Yes, regular soybeans due contain a relatively high level of Spermidine. Fermentation into Natto raises it approx 40% higher, and perhaps(?) more importantly, enriches with several other super nutrients.


The Japanese eat at lot Natto, and Cretans/Sardinians eat a lot of aged cheese. I’ll roll the dice and add these foods daily to my hacks in lieu of other dietary choices.

Unfortunately, spermidine supplementation may not work. Rich Miller PhD (director of the ITP) gave large doses to mice over 6 months and found no increases above baseline in serum or various tissue/organ levels of spermidine. Based on this fact, they didn’t even bother to proceed further with doing a study. Maybe the picture will be different in humans, but in mice at least, it appears that spermidine is very tightly regulated. See my post about the new interview with RM on Live Longer World.

Unfortunately, none of this stuff ……natto or spermidine or otherwise….might work. There is a fair amount of work on humans and several large population studies indicate significant increases in lifespan attributed to increased spermidine intake from foods I am not sure if I saw bloodwork trials but think so. I believe the spermidine intake shows up in blood as spearmint, another polyamine with related activity.

Who knows? But I believe it is Ill considered to discard a possibility based on a single top of the line screening when so much other information says otherwise.

You have to remember that wild type mice only die of cancer.

Humans die of dozens of diseases, cancer is just one of. Everything we eat, drink, the supplements and drugs we take, the air we breathe, amount of sun exposure, sleep, our lifestyle choices and interventions, and of course our unique genes, alters literally millions of pathways.

A single molecule might not prevent cancer in wild mice, but have a meaningful impact on humans in other longevity enhancing pathways.

As an example, studies on transgenic mice that are bred/engineered to express human Alzheimer risk genes because wild type mice do NOT ever die of Alzheimer disease! Billions have been spent on experimental drugs given to these mutant transgenic mice for hope in clinical translation…all models have failed to translate to understanding root cause Alzheimer’s in humans. Many big Pharma companies have abandoned the space due to failure and complexity.
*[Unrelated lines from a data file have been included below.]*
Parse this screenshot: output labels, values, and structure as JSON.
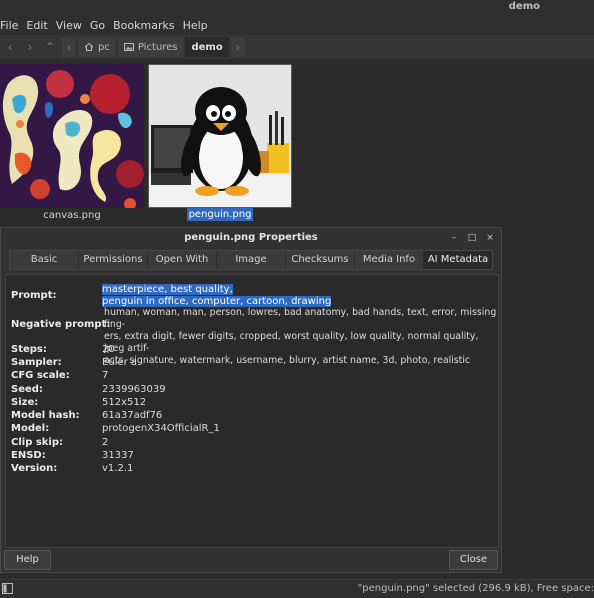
{
  "window": {
    "title": "demo"
  },
  "menubar": {
    "items": [
      "File",
      "Edit",
      "View",
      "Go",
      "Bookmarks",
      "Help"
    ]
  },
  "toolbar": {
    "crumbs": [
      "pc",
      "Pictures",
      "demo"
    ]
  },
  "files": [
    {
      "name": "canvas.png"
    },
    {
      "name": "penguin.png"
    }
  ],
  "dialog": {
    "title": "penguin.png Properties",
    "tabs": [
      "Basic",
      "Permissions",
      "Open With",
      "Image",
      "Checksums",
      "Media Info",
      "AI Metadata"
    ],
    "active_tab": "AI Metadata",
    "fields": {
      "prompt": {
        "label": "Prompt:",
        "line1": "masterpiece, best quality,",
        "line2": "penguin in office, computer, cartoon, drawing"
      },
      "negative": {
        "label": "Negative prompt:",
        "line1": "human, woman, man, person, lowres, bad anatomy, bad hands, text, error, missing fing-",
        "line2": "ers, extra digit, fewer digits, cropped, worst quality, low quality, normal quality, jpeg artif-",
        "line3": "acts, signature, watermark, username, blurry, artist name, 3d, photo, realistic"
      },
      "steps": {
        "label": "Steps:",
        "value": "20"
      },
      "sampler": {
        "label": "Sampler:",
        "value": "Euler a"
      },
      "cfg": {
        "label": "CFG scale:",
        "value": "7"
      },
      "seed": {
        "label": "Seed:",
        "value": "2339963039"
      },
      "size": {
        "label": "Size:",
        "value": "512x512"
      },
      "model_hash": {
        "label": "Model hash:",
        "value": "61a37adf76"
      },
      "model": {
        "label": "Model:",
        "value": "protogenX34OfficialR_1"
      },
      "clip_skip": {
        "label": "Clip skip:",
        "value": "2"
      },
      "ensd": {
        "label": "ENSD:",
        "value": "31337"
      },
      "version": {
        "label": "Version:",
        "value": "v1.2.1"
      }
    },
    "help_label": "Help",
    "close_label": "Close",
    "window_buttons": {
      "minimize": "–",
      "maximize": "□",
      "close": "×"
    }
  },
  "statusbar": {
    "text": "\"penguin.png\" selected (296.9 kB), Free space:"
  },
  "colors": {
    "selection": "#2f6ac0",
    "background": "#2b2b2b"
  }
}
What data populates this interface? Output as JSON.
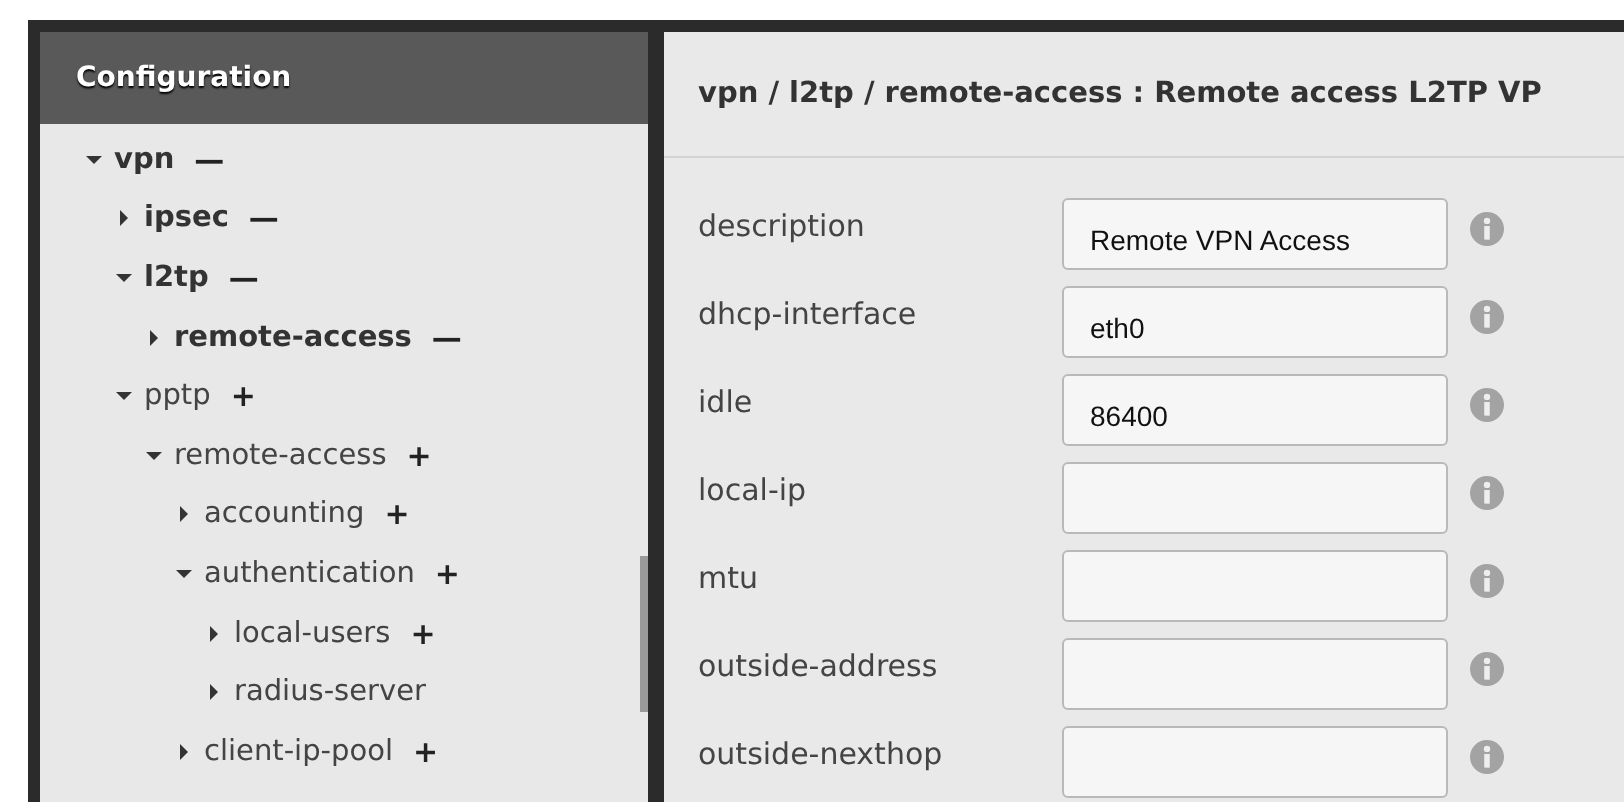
{
  "sidebar": {
    "title": "Configuration",
    "tree": [
      {
        "label": "vpn",
        "expanded": true,
        "configured": true,
        "action": "—",
        "children": [
          {
            "label": "ipsec",
            "expanded": false,
            "configured": true,
            "action": "—"
          },
          {
            "label": "l2tp",
            "expanded": true,
            "configured": true,
            "action": "—",
            "children": [
              {
                "label": "remote-access",
                "expanded": false,
                "configured": true,
                "action": "—"
              }
            ]
          },
          {
            "label": "pptp",
            "expanded": true,
            "configured": false,
            "action": "+",
            "children": [
              {
                "label": "remote-access",
                "expanded": true,
                "configured": false,
                "action": "+",
                "children": [
                  {
                    "label": "accounting",
                    "expanded": false,
                    "configured": false,
                    "action": "+"
                  },
                  {
                    "label": "authentication",
                    "expanded": true,
                    "configured": false,
                    "action": "+",
                    "children": [
                      {
                        "label": "local-users",
                        "expanded": false,
                        "configured": false,
                        "action": "+"
                      },
                      {
                        "label": "radius-server",
                        "expanded": false,
                        "configured": false
                      }
                    ]
                  },
                  {
                    "label": "client-ip-pool",
                    "expanded": false,
                    "configured": false,
                    "action": "+"
                  }
                ]
              }
            ]
          }
        ]
      }
    ]
  },
  "panel": {
    "title": "vpn / l2tp / remote-access : Remote access L2TP VP",
    "fields": [
      {
        "label": "description",
        "value": "Remote VPN Access"
      },
      {
        "label": "dhcp-interface",
        "value": "eth0"
      },
      {
        "label": "idle",
        "value": "86400"
      },
      {
        "label": "local-ip"
      },
      {
        "label": "mtu"
      },
      {
        "label": "outside-address"
      },
      {
        "label": "outside-nexthop"
      }
    ]
  }
}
The best way to measure true longevity extension in humans is “all cause mortality”. For a person to live longer, he/she must push out all chronic disease, not just a single mortality pathway.

Excitingly, Rapamycin has been shown to increase lifespan in wild type mice, improve other unique human disease transgenic mice models (CVD, neurodegenerative), and extend other mammalian models. It’s one of the most robust and safe (in humans) speculative longevity small molecules we have. Until something better comes along, many of us are adding it to the intervention stack.

Let’s hope it translates to humans, but we are sorely lacking good human trials. Off patent, so very hard to fund.

Right, I was talking about spermidine not rapamycin. Rapamycin has held up extremely well (and repeatedly) in the ITP trials. Spermidine supplementation didn’t even budge the tissue levels in the mice, so the ITP researchers didn’t even bother to proceed with the study. I see this as a caution for spermidine that it may not work as a supplement, but not the last word by any means.

Theres no study, if hes making a point to talk about it and then conveniently using the no results as a reason for there not being a study this is just a rumor, a rumor from a PHD is still just a rumor. How large is a “large dose” … spend 6 months giving spermidine to mice then not even publish the results as a study (even no rise in tissues is a result). The whole premise sounds fishy.

Im not even currently taking any spermidine.